The New Testament reading from Morning Prayer this morning is 2 Corinthians 6.1-7.1, from an ongoing and at times difficult correspondence between Paul and the church at Corinth. In particular, in these verses, Paul is addressing the way in which he, who has served them, has been treated badly for his efforts. While I resist the temptation to read scripture as being ‘all about us,’ I find, there, principles for all of us; and this morning I cannot help but read it against the experience of recent weeks during the Euros 2020/21.
Like Paul, both Gareth Southgate and RaheemSterling have written open letters to (in their case) fans, holding out their lives and the lives and record of their team-mates—players whose lives are scrutinised, every error of judgement but also every misinterpreted move punished by public crucifixion—and asking that, in return, those for whom their hearts have been put on the line might open their hearts to them.
In the face of critics who see the very presence of some of the squad as imposters, who refuse to see in them the image of God and the inspiration of the breath of God, this is a squad and a manager who have conducted themselves with dignity; who are more than winners, despite an empty trophy cabinet; and who have held out for us the day—moment, opportunity—of salvation from tribalism, racism and hatred: to respond as we choose. We see that response, clearly, as clear as light and darkness.
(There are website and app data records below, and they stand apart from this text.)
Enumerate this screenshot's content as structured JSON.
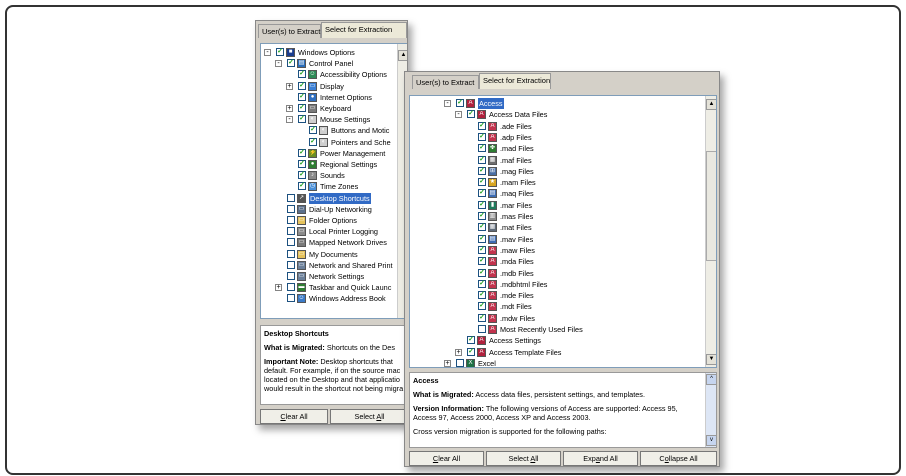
{
  "back": {
    "tabs": [
      "User(s) to Extract",
      "Select for Extraction"
    ],
    "tree": [
      {
        "label": "Windows Options",
        "level": 0,
        "exp": "-",
        "icon": "windows-icon",
        "color": "#1a3d8f",
        "glyph": "■",
        "checked": true
      },
      {
        "label": "Control Panel",
        "level": 1,
        "exp": "-",
        "icon": "control-panel-icon",
        "color": "#2a6ebb",
        "glyph": "▤",
        "checked": true
      },
      {
        "label": "Accessibility Options",
        "level": 2,
        "exp": "",
        "icon": "accessibility-icon",
        "color": "#2e8b57",
        "glyph": "☺",
        "checked": true
      },
      {
        "label": "Display",
        "level": 2,
        "exp": "+",
        "icon": "display-icon",
        "color": "#3a7fd5",
        "glyph": "▭",
        "checked": true
      },
      {
        "label": "Internet Options",
        "level": 2,
        "exp": "",
        "icon": "internet-icon",
        "color": "#2f6fc0",
        "glyph": "●",
        "checked": true
      },
      {
        "label": "Keyboard",
        "level": 2,
        "exp": "+",
        "icon": "keyboard-icon",
        "color": "#7b7b7b",
        "glyph": "▭",
        "checked": true
      },
      {
        "label": "Mouse Settings",
        "level": 2,
        "exp": "-",
        "icon": "mouse-icon",
        "color": "#cfcfcf",
        "glyph": "◐",
        "checked": true
      },
      {
        "label": "Buttons and Motic",
        "level": 3,
        "exp": "",
        "icon": "mouse-icon",
        "color": "#cfcfcf",
        "glyph": "◐",
        "checked": true
      },
      {
        "label": "Pointers and Sche",
        "level": 3,
        "exp": "",
        "icon": "mouse-icon",
        "color": "#cfcfcf",
        "glyph": "◐",
        "checked": true
      },
      {
        "label": "Power Management",
        "level": 2,
        "exp": "",
        "icon": "power-icon",
        "color": "#6b8e23",
        "glyph": "⚡",
        "checked": true
      },
      {
        "label": "Regional Settings",
        "level": 2,
        "exp": "",
        "icon": "globe-icon",
        "color": "#2e7d32",
        "glyph": "●",
        "checked": true
      },
      {
        "label": "Sounds",
        "level": 2,
        "exp": "",
        "icon": "sound-icon",
        "color": "#8a8a8a",
        "glyph": "♪",
        "checked": true
      },
      {
        "label": "Time Zones",
        "level": 2,
        "exp": "",
        "icon": "clock-icon",
        "color": "#4a90d9",
        "glyph": "◷",
        "checked": true
      },
      {
        "label": "Desktop Shortcuts",
        "level": 1,
        "exp": "",
        "icon": "shortcut-icon",
        "color": "#555555",
        "glyph": "↗",
        "checked": false,
        "selected": true
      },
      {
        "label": "Dial-Up Networking",
        "level": 1,
        "exp": "",
        "icon": "dialup-icon",
        "color": "#5b6f8a",
        "glyph": "▭",
        "checked": false
      },
      {
        "label": "Folder Options",
        "level": 1,
        "exp": "",
        "icon": "folder-icon",
        "color": "#e6c35c",
        "glyph": "▭",
        "checked": false
      },
      {
        "label": "Local Printer Logging",
        "level": 1,
        "exp": "",
        "icon": "printer-icon",
        "color": "#8c8c8c",
        "glyph": "▭",
        "checked": false
      },
      {
        "label": "Mapped Network Drives",
        "level": 1,
        "exp": "",
        "icon": "network-drive-icon",
        "color": "#7a7a7a",
        "glyph": "▭",
        "checked": false
      },
      {
        "label": "My Documents",
        "level": 1,
        "exp": "",
        "icon": "folder-icon",
        "color": "#e6c35c",
        "glyph": "▭",
        "checked": false
      },
      {
        "label": "Network and Shared Print",
        "level": 1,
        "exp": "",
        "icon": "network-icon",
        "color": "#6b7f99",
        "glyph": "▭",
        "checked": false
      },
      {
        "label": "Network Settings",
        "level": 1,
        "exp": "",
        "icon": "network-icon",
        "color": "#6b7f99",
        "glyph": "▭",
        "checked": false
      },
      {
        "label": "Taskbar and Quick Launc",
        "level": 1,
        "exp": "+",
        "icon": "taskbar-icon",
        "color": "#2e7d32",
        "glyph": "▬",
        "checked": false
      },
      {
        "label": "Windows Address Book",
        "level": 1,
        "exp": "",
        "icon": "address-book-icon",
        "color": "#3b7bc8",
        "glyph": "☺",
        "checked": false
      }
    ],
    "desc": {
      "title": "Desktop Shortcuts",
      "migrated_label": "What is Migrated:",
      "migrated_text": " Shortcuts on the Des",
      "note_label": "Important Note:",
      "note_text": " Desktop shortcuts that default.  For example, if on the source mac located on the Desktop and that applicatio would result in the shortcut not being migra"
    },
    "buttons": {
      "clear": "Clear All",
      "select": "Select All"
    }
  },
  "front": {
    "tabs": [
      "User(s) to Extract",
      "Select for Extraction"
    ],
    "tree": [
      {
        "label": "Access",
        "level": 0,
        "exp": "-",
        "icon": "access-icon",
        "color": "#b0213d",
        "glyph": "A",
        "checked": true,
        "selected": true
      },
      {
        "label": "Access Data Files",
        "level": 1,
        "exp": "-",
        "icon": "access-icon",
        "color": "#b0213d",
        "glyph": "A",
        "checked": true
      },
      {
        "label": ".ade Files",
        "level": 2,
        "icon": "access-file-icon",
        "color": "#c2334d",
        "glyph": "A",
        "checked": true
      },
      {
        "label": ".adp Files",
        "level": 2,
        "icon": "access-file-icon",
        "color": "#c2334d",
        "glyph": "A",
        "checked": true
      },
      {
        "label": ".mad Files",
        "level": 2,
        "icon": "module-icon",
        "color": "#2e7d32",
        "glyph": "✤",
        "checked": true
      },
      {
        "label": ".maf Files",
        "level": 2,
        "icon": "form-icon",
        "color": "#6d6d6d",
        "glyph": "▦",
        "checked": true
      },
      {
        "label": ".mag Files",
        "level": 2,
        "icon": "diagram-icon",
        "color": "#4a6fa5",
        "glyph": "⊞",
        "checked": true
      },
      {
        "label": ".mam Files",
        "level": 2,
        "icon": "macro-icon",
        "color": "#d8a520",
        "glyph": "★",
        "checked": true
      },
      {
        "label": ".maq Files",
        "level": 2,
        "icon": "query-icon",
        "color": "#3d6cb3",
        "glyph": "▤",
        "checked": true
      },
      {
        "label": ".mar Files",
        "level": 2,
        "icon": "report-icon",
        "color": "#1f7a5c",
        "glyph": "▮",
        "checked": true
      },
      {
        "label": ".mas Files",
        "level": 2,
        "icon": "procedure-icon",
        "color": "#8a8a8a",
        "glyph": "▥",
        "checked": true
      },
      {
        "label": ".mat Files",
        "level": 2,
        "icon": "table-icon",
        "color": "#5f6b7a",
        "glyph": "▦",
        "checked": true
      },
      {
        "label": ".mav Files",
        "level": 2,
        "icon": "view-icon",
        "color": "#3d6cb3",
        "glyph": "▤",
        "checked": true
      },
      {
        "label": ".maw Files",
        "level": 2,
        "icon": "page-icon",
        "color": "#c2334d",
        "glyph": "A",
        "checked": true
      },
      {
        "label": ".mda Files",
        "level": 2,
        "icon": "access-file-icon",
        "color": "#c2334d",
        "glyph": "A",
        "checked": true
      },
      {
        "label": ".mdb Files",
        "level": 2,
        "icon": "access-file-icon",
        "color": "#c2334d",
        "glyph": "A",
        "checked": true
      },
      {
        "label": ".mdbhtml Files",
        "level": 2,
        "icon": "access-web-icon",
        "color": "#c2334d",
        "glyph": "A",
        "checked": true
      },
      {
        "label": ".mde Files",
        "level": 2,
        "icon": "access-file-icon",
        "color": "#c2334d",
        "glyph": "A",
        "checked": true
      },
      {
        "label": ".mdt Files",
        "level": 2,
        "icon": "access-file-icon",
        "color": "#c2334d",
        "glyph": "A",
        "checked": true
      },
      {
        "label": ".mdw Files",
        "level": 2,
        "icon": "workgroup-icon",
        "color": "#c2334d",
        "glyph": "A",
        "checked": true
      },
      {
        "label": "Most Recently Used Files",
        "level": 2,
        "icon": "access-file-icon",
        "color": "#c2334d",
        "glyph": "A",
        "checked": false
      },
      {
        "label": "Access Settings",
        "level": 1,
        "exp": "",
        "icon": "access-icon",
        "color": "#b0213d",
        "glyph": "A",
        "checked": true
      },
      {
        "label": "Access Template Files",
        "level": 1,
        "exp": "+",
        "icon": "access-icon",
        "color": "#b0213d",
        "glyph": "A",
        "checked": true
      },
      {
        "label": "Excel",
        "level": 0,
        "exp": "+",
        "icon": "excel-icon",
        "color": "#1e7145",
        "glyph": "X",
        "checked": false
      }
    ],
    "desc": {
      "title": "Access",
      "migrated_label": "What is Migrated:",
      "migrated_text": " Access data files, persistent settings, and templates.",
      "version_label": "Version Information:",
      "version_text": " The following versions of Access are supported: Access 95, Access 97, Access 2000, Access XP and Access 2003.",
      "cross_text": "Cross version migration is supported for the following paths:"
    },
    "buttons": {
      "clear": "Clear All",
      "select": "Select All",
      "expand": "Expand All",
      "collapse": "Collapse All"
    }
  }
}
They have shown us what it is to be family, and to be rich. And they have participated in, and pointed to, something greater than fleeting national pride. And so, this morning, in collaboration with saint Paul, the lions inform my prayer.